Divine Liturgy — n. Eastern Orthodox Ch. the Eucharistic rite … English World dictionary
divine liturgy — noun Usage: often capitalized D&L : liturgy 1 * * * Chiefly Eastern Ch. liturgy (def. 5). [1865 70] * * * Divine Liturgy, the Communion service, especially in the Greek Orthodox Church … Useful english dictionary
Divine Liturgy — Divine′ Lit′urgy n. rel See under liturgy 5) • Etymology: 1865–70 … From formal English to slang
Divine Liturgy — Name of the Byzantine Eucharistic rite analogous to the Roman Catholic mass. There are three: the Liturgy of St. Basil and the Liturgy of St. John Chrysostom, nearly identical except for the chants of the anaphora (consecration), and the… … Historical dictionary of sacred music
Divine Liturgy — Chiefly Eastern Ch. liturgy (def. 5). [1865 70] * * * … Universalium
Divine Liturgy — See Holy Communion, also Liturgy … American Church Dictionary and Cyclopedia
Divine Liturgy — noun Date: 1640 the eucharistic rite of Eastern churches … New Collegiate Dictionary
Divine Liturgy — noun The Eastern Orthodox, Oriental Orthodox and Eastern Catholic eucharistic service. See Also: mass … Wiktionary
Divine Liturgy of St. John Chrysostom — Part of a series on Eastern Christianity … Wikipedia

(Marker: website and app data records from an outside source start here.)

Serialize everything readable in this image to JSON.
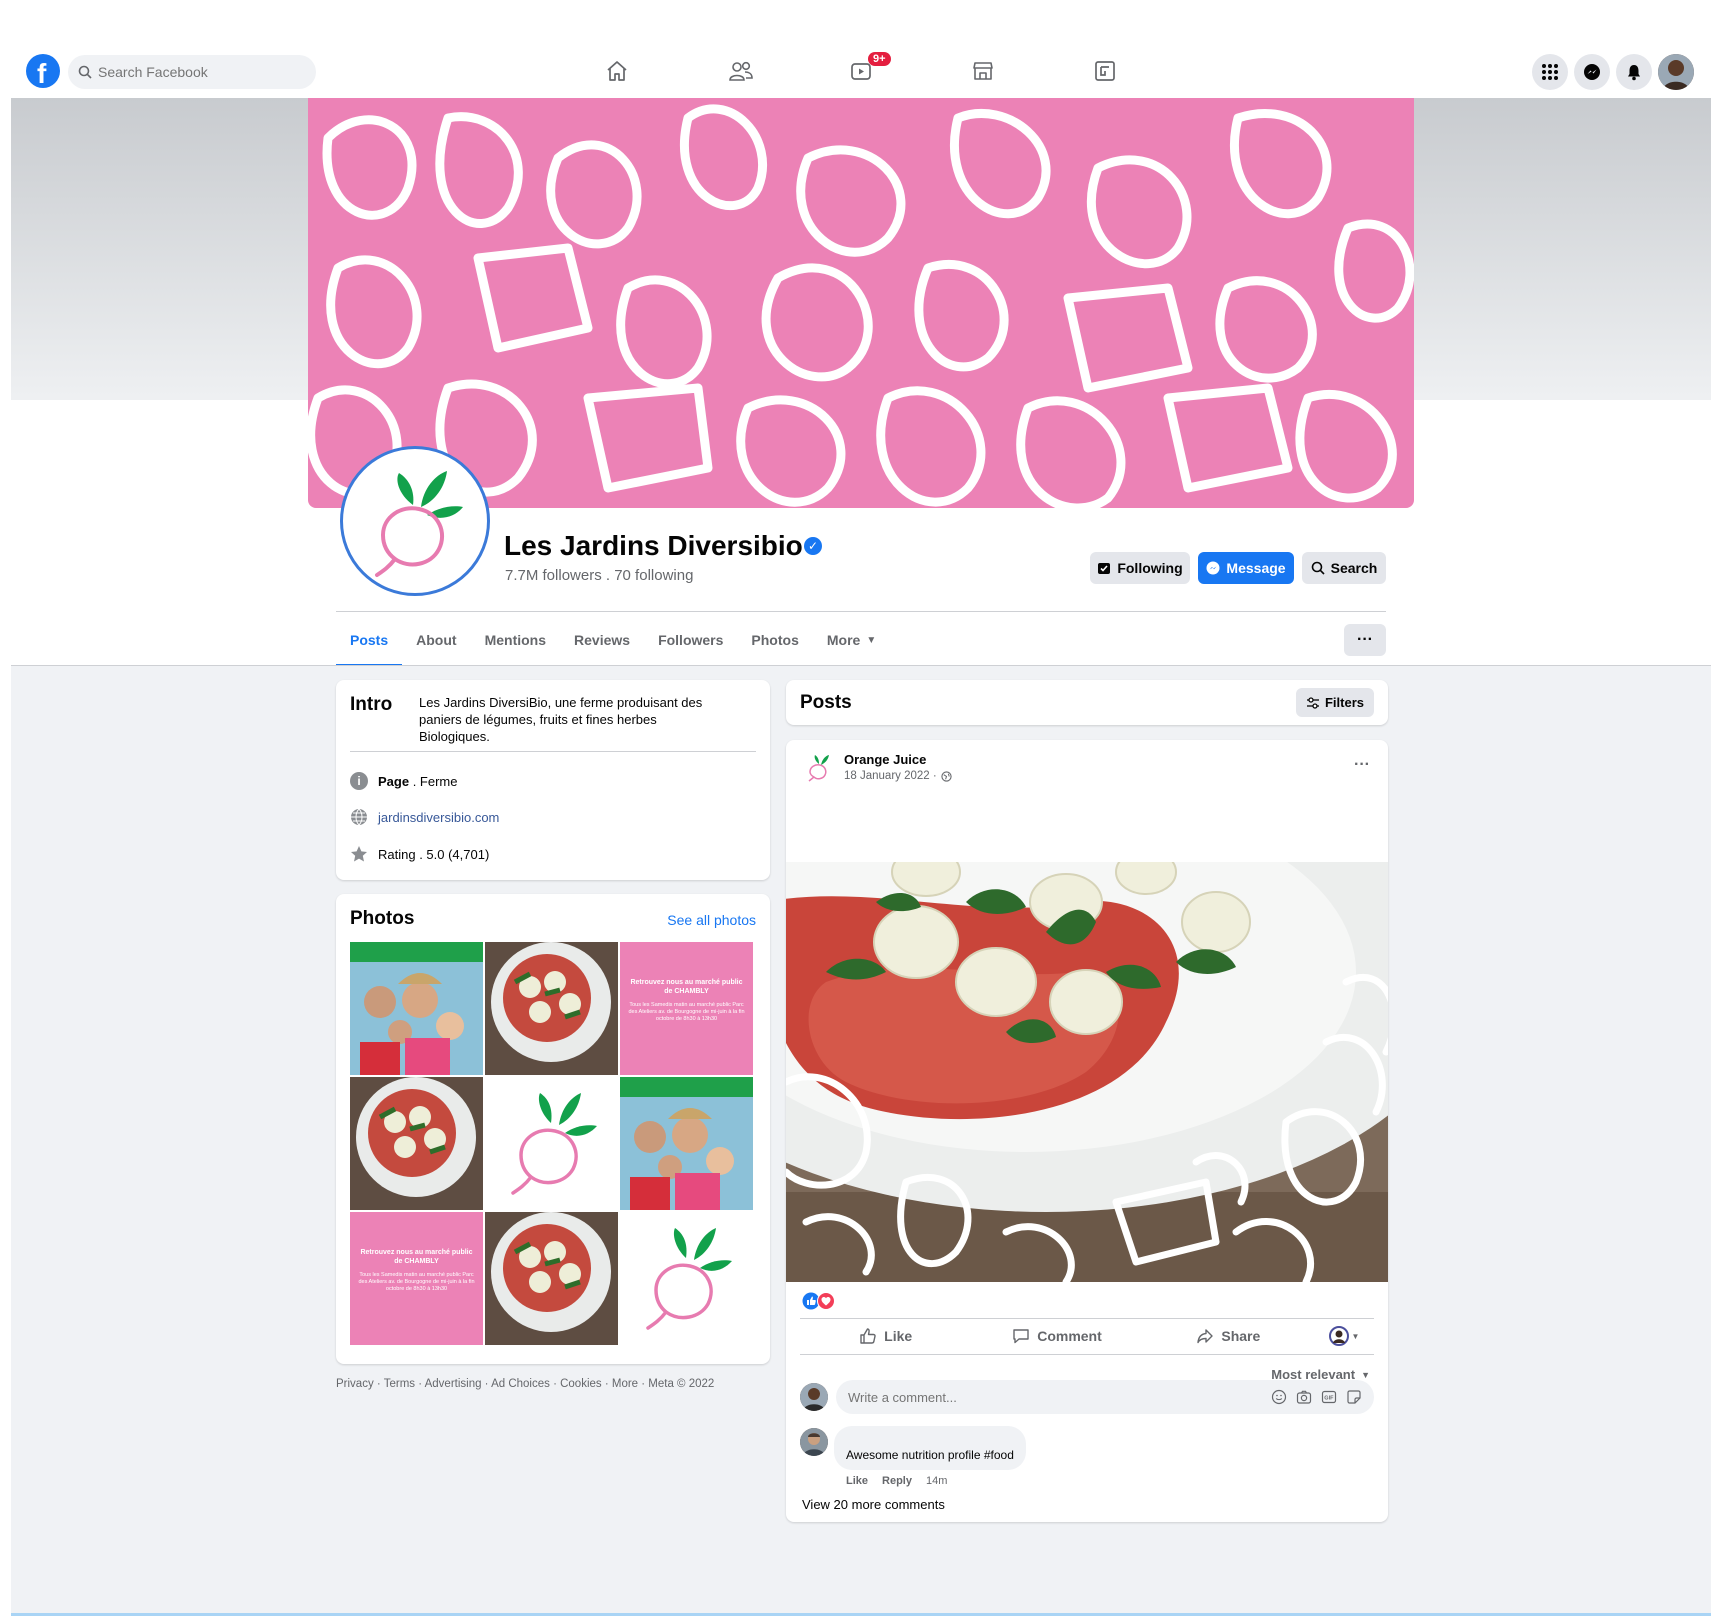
{
  "search": {
    "placeholder": "Search Facebook"
  },
  "nav": {
    "watch_badge": "9+"
  },
  "page": {
    "name": "Les Jardins Diversibio",
    "followers": "7.7M followers . 70 following"
  },
  "header_buttons": {
    "following": "Following",
    "message": "Message",
    "search": "Search"
  },
  "tabs": [
    "Posts",
    "About",
    "Mentions",
    "Reviews",
    "Followers",
    "Photos",
    "More"
  ],
  "intro": {
    "title": "Intro",
    "description": "Les Jardins DiversiBio, une ferme produisant des paniers de légumes, fruits et fines herbes Biologiques.",
    "page_label": "Page",
    "page_category": ". Ferme",
    "website": "jardinsdiversibio.com",
    "rating": "Rating . 5.0 (4,701)"
  },
  "photos": {
    "title": "Photos",
    "see_all": "See all photos",
    "poster_title": "Retrouvez nous au marché public de CHAMBLY",
    "poster_body": "Tous les Samedis matin au marché public Parc des Ateliers av. de Bourgogne de mi-juin à la fin octobre de 8h30 à 13h30"
  },
  "footer": "Privacy · Terms · Advertising · Ad Choices · Cookies · More · Meta © 2022",
  "posts": {
    "title": "Posts",
    "filters": "Filters"
  },
  "post": {
    "author": "Orange Juice",
    "date": "18 January 2022 ·",
    "like": "Like",
    "comment": "Comment",
    "share": "Share",
    "sort": "Most relevant",
    "comment_placeholder": "Write a comment...",
    "comments": [
      {
        "text": "Awesome nutrition profile #food",
        "like": "Like",
        "reply": "Reply",
        "time": "14m"
      }
    ],
    "view_more": "View 20 more comments"
  },
  "colors": {
    "accent": "#1877f2",
    "cover_pink": "#ec82b6",
    "leaf_green": "#12a14b",
    "radish_pink": "#e77bb0"
  }
}
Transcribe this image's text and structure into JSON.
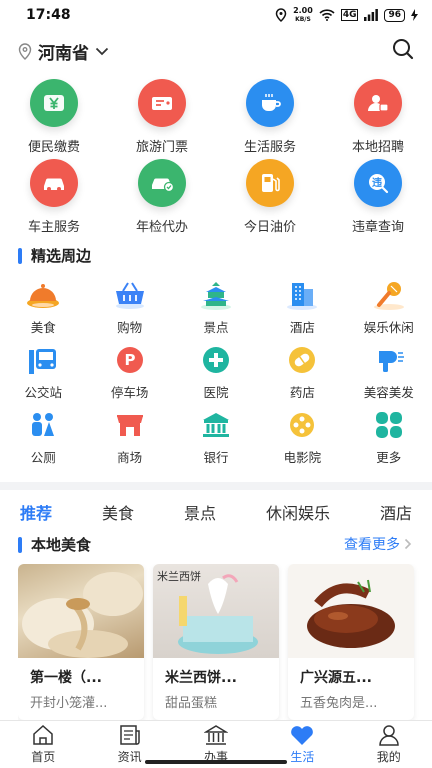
{
  "status": {
    "time": "17:48",
    "net_speed_top": "2.00",
    "net_speed_bottom": "KB/S",
    "network": "4G",
    "battery": "96"
  },
  "header": {
    "region": "河南省",
    "icons": [
      "location-pin-icon",
      "chevron-down-icon",
      "search-icon"
    ]
  },
  "services": [
    {
      "label": "便民缴费",
      "color": "#3bb56e",
      "icon": "yuan-icon"
    },
    {
      "label": "旅游门票",
      "color": "#f05a4f",
      "icon": "ticket-icon"
    },
    {
      "label": "生活服务",
      "color": "#2b8ef0",
      "icon": "cup-icon"
    },
    {
      "label": "本地招聘",
      "color": "#f05a4f",
      "icon": "recruit-icon"
    },
    {
      "label": "车主服务",
      "color": "#f05a4f",
      "icon": "car-icon"
    },
    {
      "label": "年检代办",
      "color": "#3bb56e",
      "icon": "inspection-icon"
    },
    {
      "label": "今日油价",
      "color": "#f5a623",
      "icon": "fuel-icon"
    },
    {
      "label": "违章查询",
      "color": "#2b8ef0",
      "icon": "violation-icon"
    }
  ],
  "nearby": {
    "title": "精选周边",
    "items": [
      {
        "label": "美食",
        "icon": "food-icon"
      },
      {
        "label": "购物",
        "icon": "shopping-basket-icon"
      },
      {
        "label": "景点",
        "icon": "temple-icon"
      },
      {
        "label": "酒店",
        "icon": "hotel-icon"
      },
      {
        "label": "娱乐休闲",
        "icon": "microphone-icon"
      },
      {
        "label": "公交站",
        "icon": "bus-icon"
      },
      {
        "label": "停车场",
        "icon": "parking-icon"
      },
      {
        "label": "医院",
        "icon": "hospital-icon"
      },
      {
        "label": "药店",
        "icon": "pill-icon"
      },
      {
        "label": "美容美发",
        "icon": "hairdryer-icon"
      },
      {
        "label": "公厕",
        "icon": "toilet-icon"
      },
      {
        "label": "商场",
        "icon": "mall-icon"
      },
      {
        "label": "银行",
        "icon": "bank-icon"
      },
      {
        "label": "电影院",
        "icon": "film-icon"
      },
      {
        "label": "更多",
        "icon": "more-icon"
      }
    ]
  },
  "tabs": [
    "推荐",
    "美食",
    "景点",
    "休闲娱乐",
    "酒店"
  ],
  "local_food": {
    "title": "本地美食",
    "more": "查看更多",
    "cards": [
      {
        "title": "第一楼（...",
        "subtitle": "开封小笼灌..."
      },
      {
        "title": "米兰西饼...",
        "subtitle": "甜品蛋糕",
        "image_text": "米兰西饼"
      },
      {
        "title": "广兴源五...",
        "subtitle": "五香兔肉是..."
      }
    ]
  },
  "bottom_nav": [
    {
      "label": "首页",
      "icon": "home-icon"
    },
    {
      "label": "资讯",
      "icon": "news-icon"
    },
    {
      "label": "办事",
      "icon": "government-icon"
    },
    {
      "label": "生活",
      "icon": "heart-icon",
      "active": true
    },
    {
      "label": "我的",
      "icon": "user-icon"
    }
  ],
  "colors": {
    "accent": "#2d7cf6",
    "green": "#3bb56e",
    "red": "#f05a4f",
    "orange": "#f5a623",
    "blue": "#2b8ef0"
  }
}
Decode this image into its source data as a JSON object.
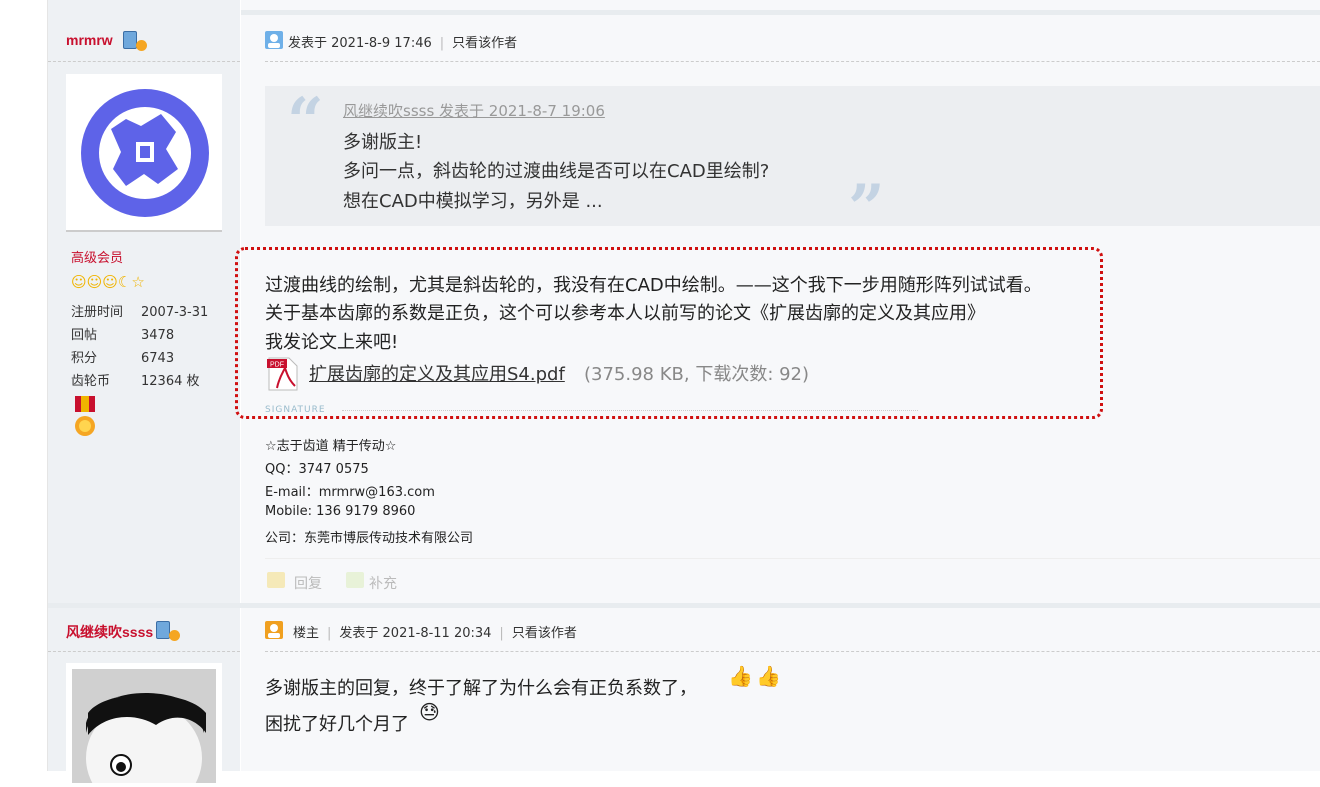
{
  "post1": {
    "username": "mrmrw",
    "rank": "高级会员",
    "stats": [
      {
        "key": "注册时间",
        "value": "2007-3-31"
      },
      {
        "key": "回帖",
        "value": "3478"
      },
      {
        "key": "积分",
        "value": "6743"
      },
      {
        "key": "齿轮币",
        "value": "12364 枚"
      }
    ],
    "posted_at": "发表于 2021-8-9 17:46",
    "only_author": "只看该作者",
    "quote": {
      "header": "风继续吹ssss 发表于 2021-8-7 19:06",
      "lines": [
        "多谢版主!",
        "多问一点，斜齿轮的过渡曲线是否可以在CAD里绘制?",
        "想在CAD中模拟学习，另外是 ..."
      ]
    },
    "body_lines": [
      "过渡曲线的绘制，尤其是斜齿轮的，我没有在CAD中绘制。——这个我下一步用随形阵列试试看。",
      "关于基本齿廓的系数是正负，这个可以参考本人以前写的论文《扩展齿廓的定义及其应用》",
      "我发论文上来吧!"
    ],
    "attachment": {
      "name": "扩展齿廓的定义及其应用S4.pdf",
      "meta": "(375.98 KB, 下载次数: 92)",
      "icon": "pdf-icon"
    },
    "signature_label": "SIGNATURE",
    "signature_lines": [
      "☆志于齿道 精于传动☆",
      "QQ：3747 0575",
      "E-mail：mrmrw@163.com",
      "Mobile: 136 9179 8960",
      "公司：东莞市博辰传动技术有限公司"
    ],
    "actions": {
      "reply": "回复",
      "supplement": "补充"
    }
  },
  "post2": {
    "username": "风继续吹ssss",
    "owner_badge": "楼主",
    "posted_at": "发表于 2021-8-11 20:34",
    "only_author": "只看该作者",
    "body_lines": [
      "多谢版主的回复，终于了解了为什么会有正负系数了，",
      "困扰了好几个月了"
    ]
  },
  "colors": {
    "username": "#c8102e",
    "highlight_border": "#d01010",
    "quote_mark": "#c4d3e3"
  }
}
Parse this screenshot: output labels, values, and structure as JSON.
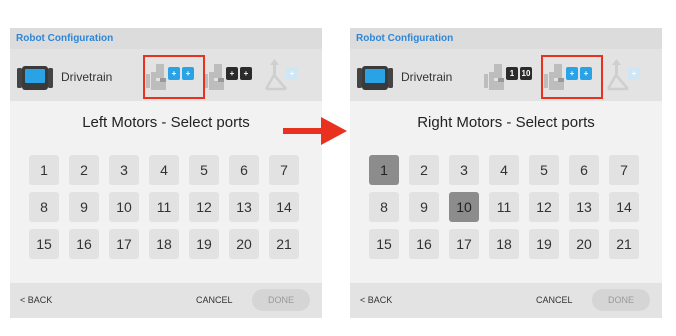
{
  "colors": {
    "accent_blue": "#2aa3e6",
    "title_blue": "#2f86d6",
    "highlight_red": "#e8311f",
    "selected_port": "#8c8c8c"
  },
  "left_screen": {
    "window_title": "Robot Configuration",
    "device_label": "Drivetrain",
    "slots": [
      {
        "name": "left-motors",
        "boxes": [
          "+",
          "+"
        ],
        "state": "active-blue",
        "highlighted": true
      },
      {
        "name": "right-motors",
        "boxes": [
          "+",
          "+"
        ],
        "state": "black"
      },
      {
        "name": "gyro",
        "boxes": [
          "+"
        ],
        "state": "faded"
      }
    ],
    "heading": "Left Motors - Select ports",
    "ports": [
      "1",
      "2",
      "3",
      "4",
      "5",
      "6",
      "7",
      "8",
      "9",
      "10",
      "11",
      "12",
      "13",
      "14",
      "15",
      "16",
      "17",
      "18",
      "19",
      "20",
      "21"
    ],
    "selected_ports": [],
    "footer": {
      "back": "< BACK",
      "cancel": "CANCEL",
      "done": "DONE"
    }
  },
  "right_screen": {
    "window_title": "Robot Configuration",
    "device_label": "Drivetrain",
    "slots": [
      {
        "name": "left-motors",
        "boxes": [
          "1",
          "10"
        ],
        "state": "black"
      },
      {
        "name": "right-motors",
        "boxes": [
          "+",
          "+"
        ],
        "state": "active-blue",
        "highlighted": true
      },
      {
        "name": "gyro",
        "boxes": [
          "+"
        ],
        "state": "faded"
      }
    ],
    "heading": "Right Motors - Select ports",
    "ports": [
      "1",
      "2",
      "3",
      "4",
      "5",
      "6",
      "7",
      "8",
      "9",
      "10",
      "11",
      "12",
      "13",
      "14",
      "15",
      "16",
      "17",
      "18",
      "19",
      "20",
      "21"
    ],
    "selected_ports": [
      "1",
      "10"
    ],
    "footer": {
      "back": "< BACK",
      "cancel": "CANCEL",
      "done": "DONE"
    }
  },
  "icons": {
    "drivetrain": "drivetrain-icon",
    "motor_group": "motor-group-icon",
    "gyro": "gyro-icon",
    "arrow": "right-arrow-icon"
  }
}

Divine Liturgy of St. John Chrysostom (Mokranjac) — The Divine Liturgy of St. John Chrysostom (serbian: Božanstvena Liturgija Svetog Jovana Zlatoustog) is a work by the prominent Serbian composer Stevan Mokranjac (1856–1914), composed in 1895. It is one of the most famous and most popular… … Wikipedia